What kind of questions are asked if someone wants PEP?
questions will be about:
- the person the unsafe sex was with (to judge the chances
they had HIV or not)
- the sex involved, e.g. when it happened, was it oral or anal sex, who fucked who and did either of you come inside the other?
- before someone is given PEP they must have an HIV test to check they do not already have HIV. They must also agree to be tested after taking PEP to see if it has worked. PEP will not be offered if someone refuses to be tested
The kind of questions asked can be seen at
What if someone can not get to a place that has PEP within 72 hours?
Once 72 hours are over PEP won't usually be offered. So if it's not possible to get to a Sexual Health Clinic that's open it may be worth trying a hospital Accident & Emergency department because they never close (although there's no guarantee they'll give PEP).
for advice on finding a place that offers PEP.
Why did we not know about PEP already?
Before this recent PEP information campaign about 1 in 4 gay men already knew about PEP. Over the last few years there have been articles in the press about PEP and it's been possible in some places to get PEP after sex. For a number of years people who have been sexually assaulted have often been offered PEP. For a long time doctors and nurses accidentally pricked with a needle have been offered it.
If someone takes PEP can their body become resistant to HIV drugs so that the drugs won't work if that person later gets HIV?
No, it's the virus (HIV), not someone's body, that can become resistant to the drugs. If PEP works it gets rid of the virus - and the virus can't become resistant because it's not there anymore. So if someone were to get HIV later and needed drugs it wouldn't make any difference that they took PEP in the past. But if PEP doesn't work and a person then ends up infected, there may be problems with the HIV in their body being resistant to some drugs, including ones used in PEP.
If someone's taking PEP does that make them immune to HIV while they're on it or once they've stopped taking it?
No. Unsafe sex while taking PEP could let more HIV into your body, making PEP much more likely not to work.
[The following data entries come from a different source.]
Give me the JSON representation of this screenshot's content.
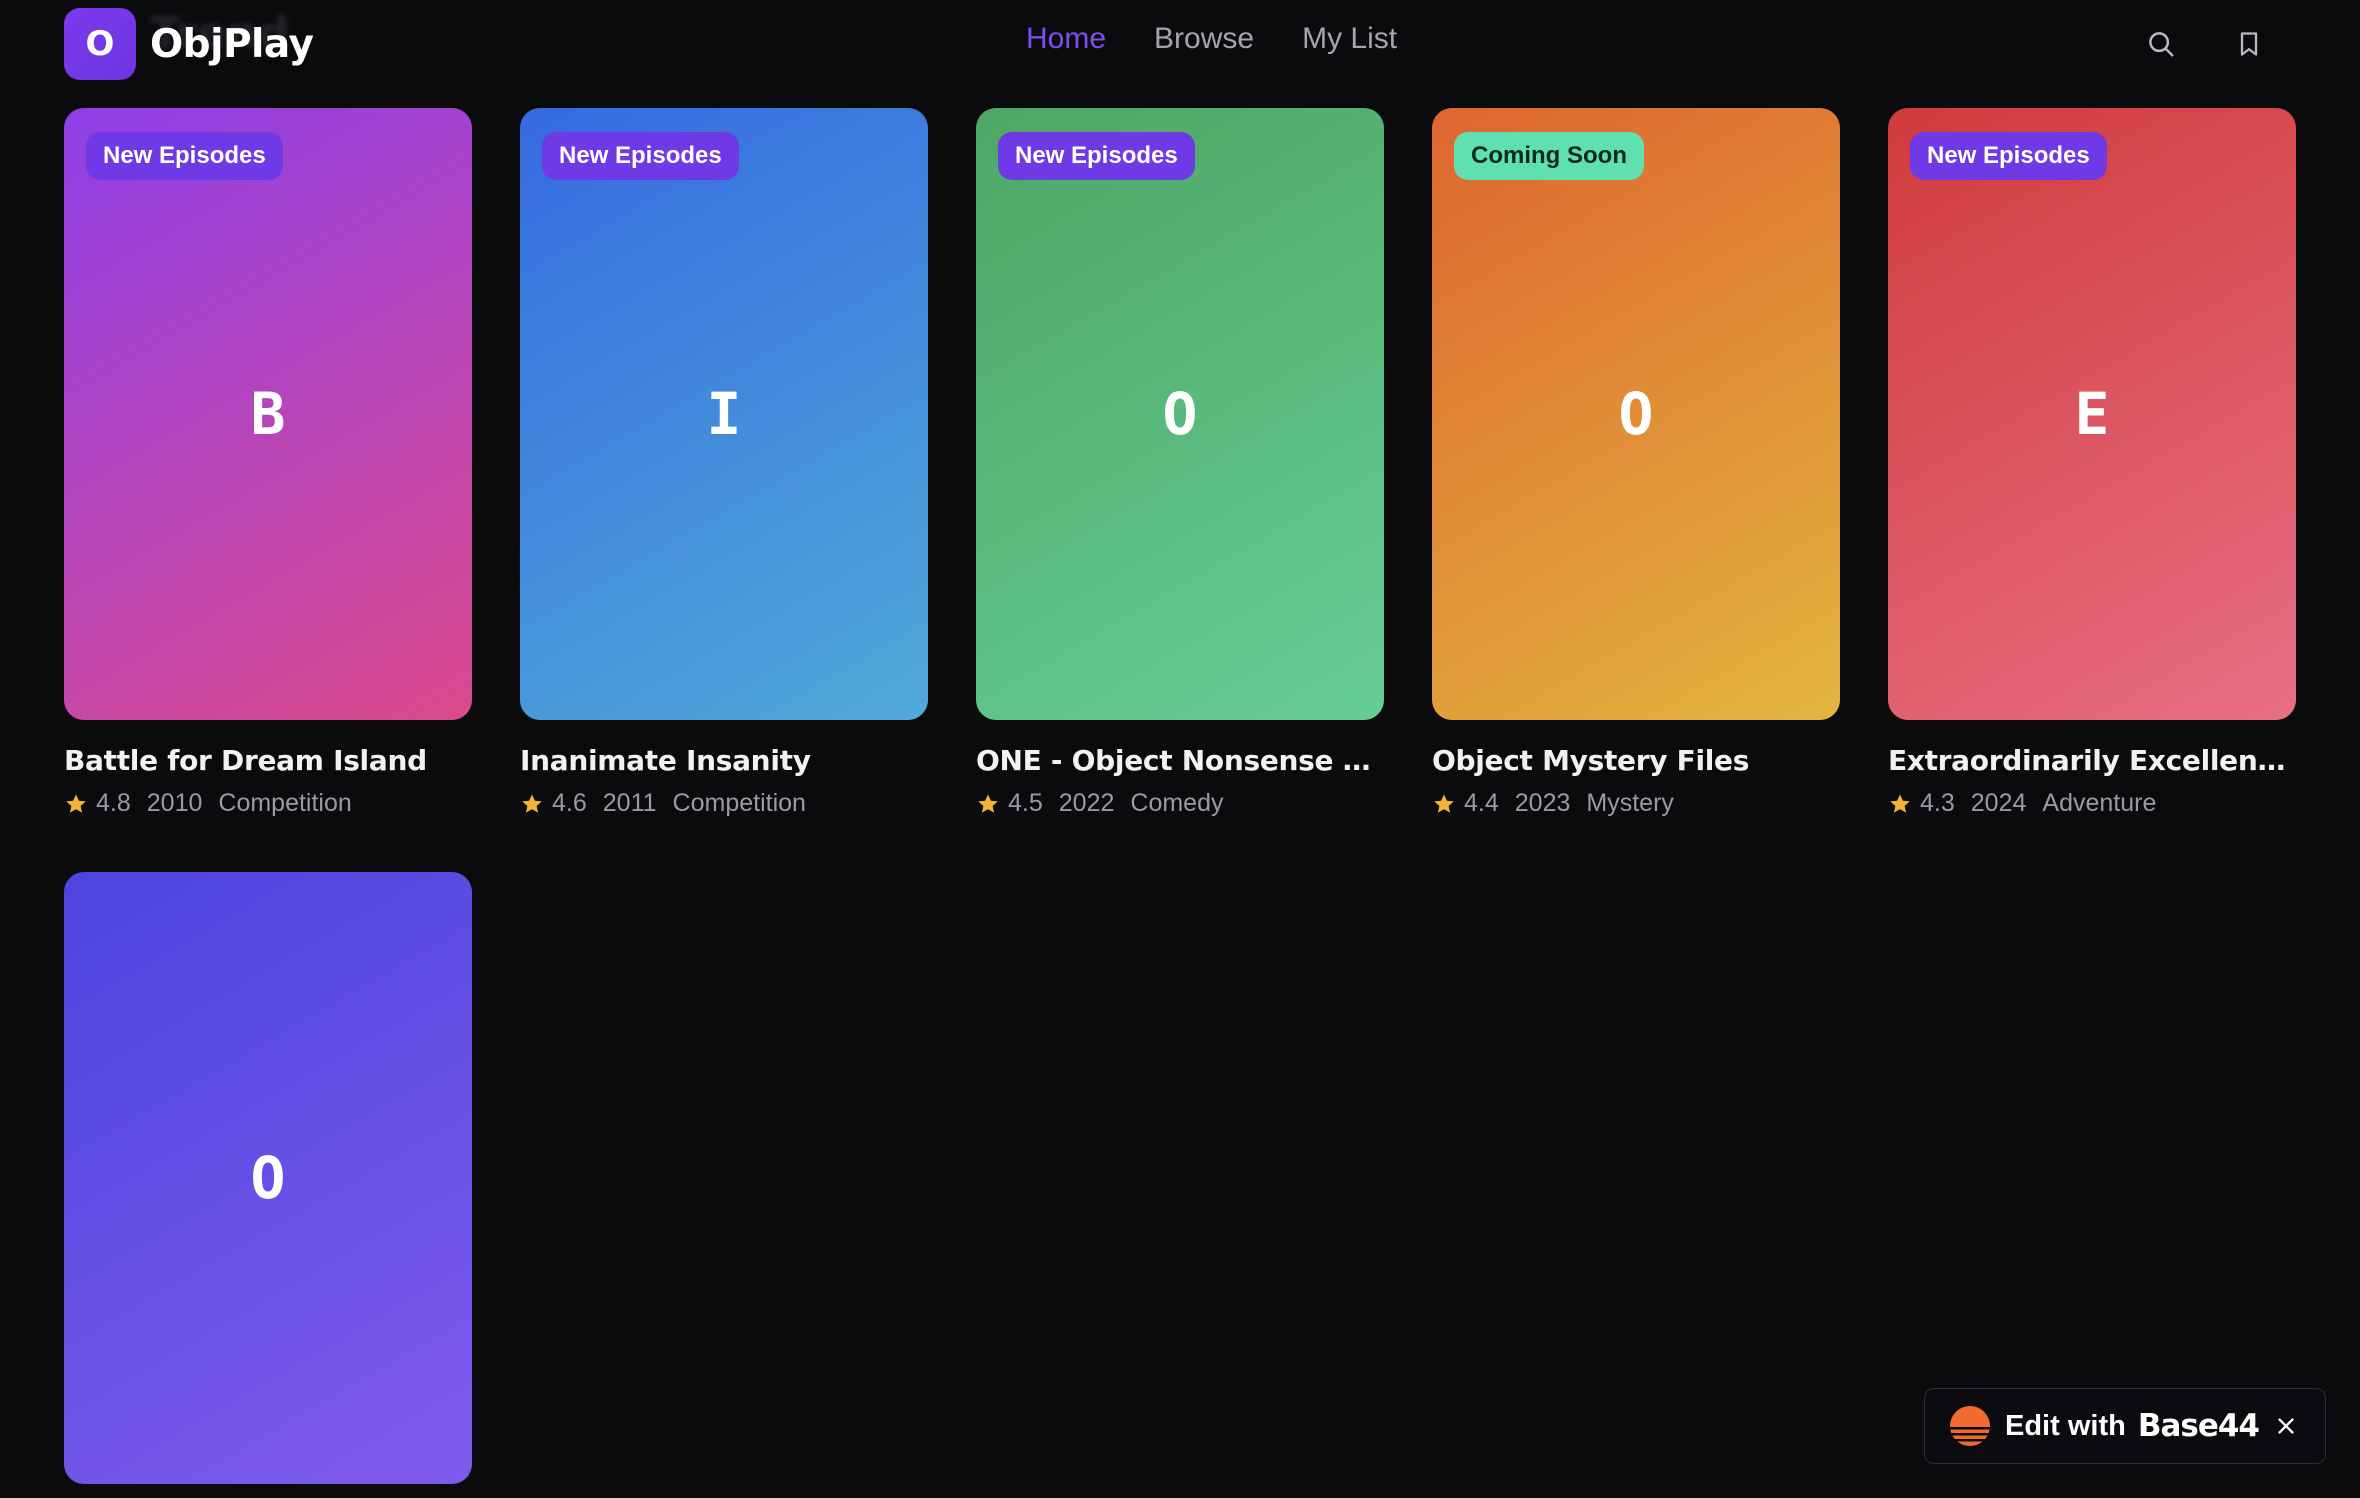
{
  "app": {
    "logo_letter": "O",
    "name": "ObjPlay",
    "ghost_heading": "Trend"
  },
  "nav": [
    {
      "label": "Home",
      "active": true
    },
    {
      "label": "Browse",
      "active": false
    },
    {
      "label": "My List",
      "active": false
    }
  ],
  "header_icons": [
    "search-icon",
    "bookmark-icon"
  ],
  "cards": [
    {
      "letter": "B",
      "badge": "New Episodes",
      "badge_type": "new",
      "title": "Battle for Dream Island",
      "rating": "4.8",
      "year": "2010",
      "genre": "Competition",
      "gradient": [
        "#8e3fe8",
        "#dc4b8c"
      ]
    },
    {
      "letter": "I",
      "badge": "New Episodes",
      "badge_type": "new",
      "title": "Inanimate Insanity",
      "rating": "4.6",
      "year": "2011",
      "genre": "Competition",
      "gradient": [
        "#356ae0",
        "#51aad8"
      ]
    },
    {
      "letter": "O",
      "badge": "New Episodes",
      "badge_type": "new",
      "title": "ONE - Object Nonsense Expl...",
      "rating": "4.5",
      "year": "2022",
      "genre": "Comedy",
      "gradient": [
        "#4ea664",
        "#66cd96"
      ]
    },
    {
      "letter": "O",
      "badge": "Coming Soon",
      "badge_type": "soon",
      "title": "Object Mystery Files",
      "rating": "4.4",
      "year": "2023",
      "genre": "Mystery",
      "gradient": [
        "#de6630",
        "#e2b53e"
      ]
    },
    {
      "letter": "E",
      "badge": "New Episodes",
      "badge_type": "new",
      "title": "Extraordinarily Excellent Ent...",
      "rating": "4.3",
      "year": "2024",
      "genre": "Adventure",
      "gradient": [
        "#cf3b3b",
        "#e87085"
      ]
    },
    {
      "letter": "O",
      "badge": "",
      "badge_type": "",
      "title": "",
      "rating": "",
      "year": "",
      "genre": "",
      "gradient": [
        "#4c45de",
        "#7f5bec"
      ]
    }
  ],
  "edit_pill": {
    "label": "Edit with",
    "brand": "Base44"
  },
  "colors": {
    "background": "#0b0b0e",
    "accent": "#7c4df0",
    "star": "#f2b531",
    "badge_new": "#6f3ae6",
    "badge_soon": "#5ee0b0"
  }
}
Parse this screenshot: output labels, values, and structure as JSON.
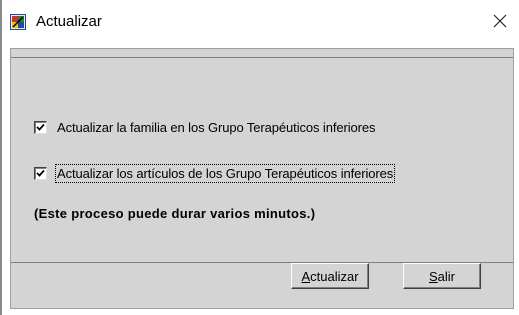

If after taking PEP someone's stayed HIV negative and then has unsafe sex again, they can become infected just like any other HIV negative person.
Now there is PEP does it matter so much if people do not use condoms?
Here's why PEP doesn't change the need for condoms:
- using a condom is more likely to stop HIV being passed on than PEP is
- condoms don't make you ill with nasty side effects
- you need a condom for as long as the sex lasts - but PEP has to be taken for 4 weeks
- condoms are everywhere. PEP can be hard - sometimes impossible - to get
- you control getting hold of condoms but doctors decide if you should get PEP and they may say no
How many times can someone get PEP?
Doctors decide who gets PEP and they're unlikely to give these expensive and powerful drugs to the same person time after time. So someone who keeps having unsafe sex will usually be offered help with having safer sex and won't be given PEP lots of times. Besides, the side effects often put people off wanting to take PEP more than once.
If one day I feel I (or someone I've had sex with) might have been at risk of getting HIV what can I do?
Check out www.tht.org.uk/sexual-health/HIV-STIs/HIV-AIDS/Post-exposure-prophylaxis or call:
THT Direct on 0845 12 21 200. Both can help you decide if it s worth thinking about asking for PEP
Things to remember about PEP
- PEP might stop a person getting infected with HIV
- it must be started as soon as possible after unsafe sex or a condom not working - within 24 hours is best and no later than 72 hours (3 days)
- it means taking anti-HIV drugs for 4 weeks
- side effects are common and can be nasty
- it's not guaranteed to work
- not everyone wanting PEP will get it - doctors decide who gets it using the information given to them
- PEP is not available at all clinics or hospitals
For more detailed information on PEP visit: www.tht.org.uk/sexual-health/HIV-STIs/HIV-AIDS/Post-exposure-prophylaxis